First there was the tragedy of Alton Sterling in Baton Rouge, then the heartbreak of Philando Castile in Minneapolis, and now the outrage of five dead police officers in Dallas. Each of these deaths is senseless and unjustified: no one should be gunned down for selling bootleg CDs, driving with a busted taillight, or being a cop.

End white supremacy

Our polarized world and the news outlets that reflect it see reality in terms of opposites: those who are with us and those who are against. According to this worldview, you’re either pro-white or pro-black, pro-protester or pro-police, pro-gun or pro-gun-control. But from where I sit, heartbroken by the whole sad story, the only thing I decry is hatred and violence, no matter where it comes from.

I believe in the power of peaceful protest: the civil disobedience outlined by Thoreau and perfected by both Gandhi and King is just as mighty as any gun. And I believe it’s possible to both support the police and condemn police brutality. What I see in the tragic footage of both Alton Sterling and Philando Castile are officers who have failed to execute their most important duty, which is to protect citizens by deescalating tense situations. What I see in these videos isn’t proper policing but a catastrophic failure to do a difficult and underappreciated job.

Black Lives Matter

If the Dallas sniper was motivated by his outrage over recent police killings–if he truly believed that Black Lives Matter–the sad consequence of his violence is this: one day after everyone was focused on the lives of Alton Sterling and Philando Castile, honoring their memory by grappling with difficult questions of race and social justice, today those two tragedies have been overshadowed.

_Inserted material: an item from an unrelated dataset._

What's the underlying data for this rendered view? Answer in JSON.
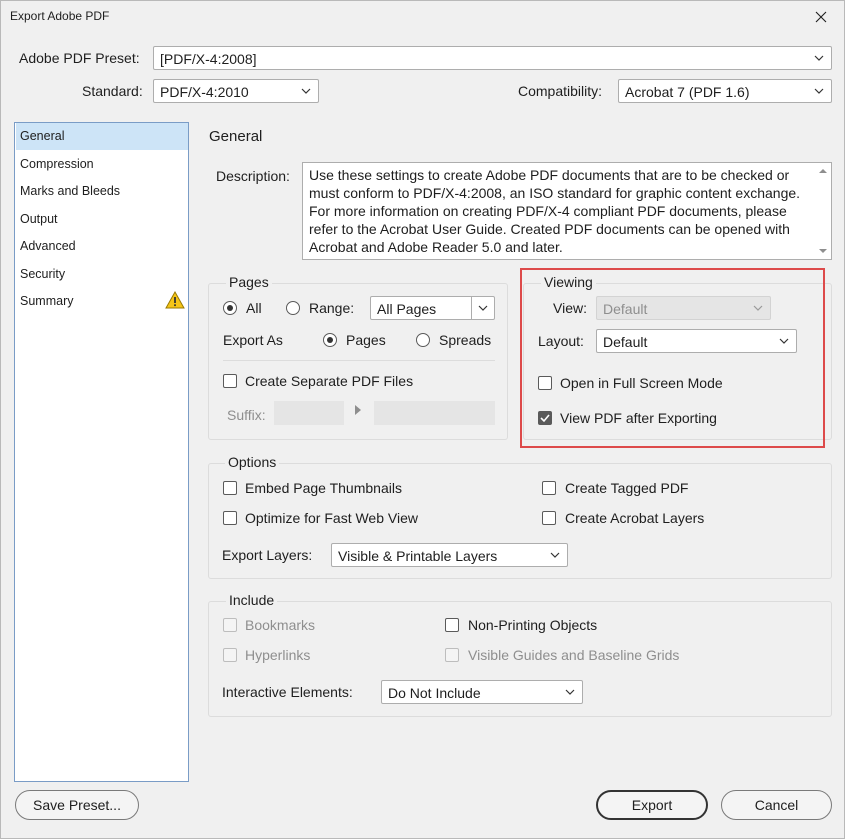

Goaded by news outlets that seem incapable of covering two separate stories simultaneously, especially if that coverage demands a nuanced balance between opposing extremes, our collective consciousness has moved on. Today, if you pause to remember Sterling and Castile, you’re seen as being insensitive to the police lives that were lost. Instead of drawing further attention to the serious problems of implicit bias and police brutality, the Dallas sniper has pushed the news cycle onto other issues. Black lives still matter, and so do the lives of cops: we have to cultivate a mindset that sees these two statements as being equally true, not opposed.

In memoriam

In Korean Buddhism, the bodhisattva of compassion is named Kwan Seum Bosal, a name that means “She who hears the cries of the world.” In Buddhist iconography, Kwan Seum Bosal is sometimes depicted as having eleven heads and one thousand eyes and hands: each eye and ear focused on the world’s suffering, and each hand ready to help. Because of all her eyes and ears, Kwan Seum Bosal can simultaneously hear the cries of black men dying in the street, the cries of police officers killed in the line of duty, and the cries of all the family, friends, and strangers who mourn. Because of all her eyes and ears, Kwan Seum Bosal is heartbroken every time she reads the news, her thousand hands wiping tears not just in Baton Rouge, Minneapolis, and Dallas, but also Orlando, Istanbul, Baghdad, Mecca, and Bangladesh.

Every morning when Kwan Seum Bosal opens her thousand eyes, she sees suffering in our sad, sorry world, and every time she turns her eleven heads, all her ears are full of our wailing cries. Kwan Seum Bosal has one thousand hands to caress and cradle all the brokenhearted, and the arms of Jesus are equally wide. There is no shortage of heartbreak these days, so we must respond at every turn with an abundant outpouring of compassion, hope, and love.

The photos illustrating today’s post show a Black Lives Matter display set up in front of the First Baptist Church in Jamaica Plain in June, 2015, in the aftermath of the Charleston church shootings. Sadly, “news” of violence and hatred isn’t “new” at all.